+++ PROVIDED DATA
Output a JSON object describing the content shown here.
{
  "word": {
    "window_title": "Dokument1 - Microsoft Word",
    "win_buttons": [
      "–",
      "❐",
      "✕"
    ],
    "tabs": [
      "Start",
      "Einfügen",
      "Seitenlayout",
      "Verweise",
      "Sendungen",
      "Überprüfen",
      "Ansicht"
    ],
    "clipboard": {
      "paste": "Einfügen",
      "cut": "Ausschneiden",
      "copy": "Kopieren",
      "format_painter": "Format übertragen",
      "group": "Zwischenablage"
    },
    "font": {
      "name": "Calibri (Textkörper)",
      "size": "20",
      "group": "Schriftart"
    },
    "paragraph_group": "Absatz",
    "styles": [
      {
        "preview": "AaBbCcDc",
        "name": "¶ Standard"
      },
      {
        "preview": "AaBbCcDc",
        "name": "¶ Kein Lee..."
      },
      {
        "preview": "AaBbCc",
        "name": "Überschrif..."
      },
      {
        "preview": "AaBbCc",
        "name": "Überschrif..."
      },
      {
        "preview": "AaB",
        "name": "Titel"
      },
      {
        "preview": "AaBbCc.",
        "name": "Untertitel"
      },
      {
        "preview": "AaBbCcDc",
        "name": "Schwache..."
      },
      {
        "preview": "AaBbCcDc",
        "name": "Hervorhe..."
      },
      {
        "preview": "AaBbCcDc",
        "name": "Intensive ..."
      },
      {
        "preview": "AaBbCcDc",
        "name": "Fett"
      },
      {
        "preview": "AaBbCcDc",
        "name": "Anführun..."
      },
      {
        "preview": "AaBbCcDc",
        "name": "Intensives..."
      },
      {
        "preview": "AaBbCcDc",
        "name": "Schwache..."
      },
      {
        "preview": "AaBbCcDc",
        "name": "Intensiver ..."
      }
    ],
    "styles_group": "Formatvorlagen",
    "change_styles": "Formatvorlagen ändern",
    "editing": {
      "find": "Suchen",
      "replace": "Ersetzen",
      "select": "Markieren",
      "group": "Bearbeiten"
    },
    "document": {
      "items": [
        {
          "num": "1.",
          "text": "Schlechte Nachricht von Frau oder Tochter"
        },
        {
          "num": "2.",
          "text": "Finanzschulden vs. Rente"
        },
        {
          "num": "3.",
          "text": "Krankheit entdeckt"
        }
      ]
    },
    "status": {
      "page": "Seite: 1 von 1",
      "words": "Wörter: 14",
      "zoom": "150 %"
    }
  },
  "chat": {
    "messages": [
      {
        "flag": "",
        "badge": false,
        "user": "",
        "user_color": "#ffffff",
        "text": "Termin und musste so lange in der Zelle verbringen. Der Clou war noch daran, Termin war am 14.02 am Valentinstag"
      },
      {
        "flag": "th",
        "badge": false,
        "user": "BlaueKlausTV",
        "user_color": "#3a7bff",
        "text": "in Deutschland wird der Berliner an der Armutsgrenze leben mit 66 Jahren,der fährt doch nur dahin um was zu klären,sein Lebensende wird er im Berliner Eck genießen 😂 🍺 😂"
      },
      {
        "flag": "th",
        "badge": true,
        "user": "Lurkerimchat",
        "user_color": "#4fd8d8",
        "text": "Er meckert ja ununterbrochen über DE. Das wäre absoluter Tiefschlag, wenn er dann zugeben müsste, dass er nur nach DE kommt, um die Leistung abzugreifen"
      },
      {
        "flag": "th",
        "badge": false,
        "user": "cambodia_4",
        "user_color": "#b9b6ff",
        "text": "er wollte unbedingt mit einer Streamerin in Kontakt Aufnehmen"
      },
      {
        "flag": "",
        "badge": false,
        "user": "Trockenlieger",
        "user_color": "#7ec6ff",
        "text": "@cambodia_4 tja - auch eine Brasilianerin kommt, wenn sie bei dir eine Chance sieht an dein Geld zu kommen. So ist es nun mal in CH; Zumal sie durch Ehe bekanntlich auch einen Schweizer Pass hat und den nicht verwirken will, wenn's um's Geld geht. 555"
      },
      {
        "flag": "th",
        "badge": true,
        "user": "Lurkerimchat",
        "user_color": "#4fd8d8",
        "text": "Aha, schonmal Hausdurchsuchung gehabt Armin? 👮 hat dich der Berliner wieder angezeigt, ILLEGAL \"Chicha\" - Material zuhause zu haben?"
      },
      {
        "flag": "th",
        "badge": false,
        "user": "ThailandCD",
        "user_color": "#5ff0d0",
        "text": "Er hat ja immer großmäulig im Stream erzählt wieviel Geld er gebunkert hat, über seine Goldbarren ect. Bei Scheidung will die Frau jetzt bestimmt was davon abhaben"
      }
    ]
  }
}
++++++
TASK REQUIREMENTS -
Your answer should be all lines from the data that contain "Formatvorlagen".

SOLUTION TO THIS EXERCISE -
    "styles_group": "Formatvorlagen",
    "change_styles": "Formatvorlagen ändern",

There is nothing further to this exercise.